Exercise brief: A single number is the answer here: how many lines of the entries contain "configObj"?

Exercise materials:
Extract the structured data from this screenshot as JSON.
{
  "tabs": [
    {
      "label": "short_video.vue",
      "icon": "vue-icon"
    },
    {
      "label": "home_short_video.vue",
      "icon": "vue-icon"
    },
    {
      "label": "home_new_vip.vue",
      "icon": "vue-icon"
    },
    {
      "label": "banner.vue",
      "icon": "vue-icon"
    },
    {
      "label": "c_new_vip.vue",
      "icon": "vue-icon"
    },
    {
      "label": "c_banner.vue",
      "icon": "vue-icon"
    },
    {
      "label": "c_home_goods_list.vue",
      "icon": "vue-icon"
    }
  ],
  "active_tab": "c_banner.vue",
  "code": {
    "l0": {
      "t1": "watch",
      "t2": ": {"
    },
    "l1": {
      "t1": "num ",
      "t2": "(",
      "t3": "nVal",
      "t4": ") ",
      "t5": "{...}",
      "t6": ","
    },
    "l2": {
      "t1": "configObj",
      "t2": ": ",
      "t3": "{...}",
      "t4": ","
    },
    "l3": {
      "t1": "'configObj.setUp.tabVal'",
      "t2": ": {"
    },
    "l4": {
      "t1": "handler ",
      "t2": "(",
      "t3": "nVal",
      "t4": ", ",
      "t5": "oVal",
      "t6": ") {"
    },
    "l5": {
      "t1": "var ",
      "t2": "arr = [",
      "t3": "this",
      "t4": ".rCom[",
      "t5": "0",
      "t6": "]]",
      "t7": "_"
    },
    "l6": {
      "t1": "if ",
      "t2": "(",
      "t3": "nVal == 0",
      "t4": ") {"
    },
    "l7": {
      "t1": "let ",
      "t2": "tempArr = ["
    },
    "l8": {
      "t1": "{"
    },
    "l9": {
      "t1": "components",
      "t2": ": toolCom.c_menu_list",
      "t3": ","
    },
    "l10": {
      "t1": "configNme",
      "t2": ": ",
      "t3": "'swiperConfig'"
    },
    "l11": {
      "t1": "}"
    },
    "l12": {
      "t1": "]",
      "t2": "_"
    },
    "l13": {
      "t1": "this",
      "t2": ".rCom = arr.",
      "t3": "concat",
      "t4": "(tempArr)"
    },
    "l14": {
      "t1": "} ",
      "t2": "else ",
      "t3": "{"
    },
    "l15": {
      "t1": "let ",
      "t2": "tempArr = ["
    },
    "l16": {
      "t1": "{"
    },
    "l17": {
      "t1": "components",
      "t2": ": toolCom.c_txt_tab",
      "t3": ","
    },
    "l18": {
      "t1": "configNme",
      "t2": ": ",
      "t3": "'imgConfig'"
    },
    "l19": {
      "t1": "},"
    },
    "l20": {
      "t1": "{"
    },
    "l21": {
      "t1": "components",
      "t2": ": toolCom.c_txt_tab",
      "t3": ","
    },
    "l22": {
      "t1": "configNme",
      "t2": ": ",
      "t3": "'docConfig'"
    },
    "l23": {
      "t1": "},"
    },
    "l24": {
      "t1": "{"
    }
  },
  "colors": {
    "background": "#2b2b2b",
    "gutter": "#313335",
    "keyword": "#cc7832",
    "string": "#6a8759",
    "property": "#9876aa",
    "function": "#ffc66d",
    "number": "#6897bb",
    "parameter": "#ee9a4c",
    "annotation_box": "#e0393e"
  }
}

Answer box: 2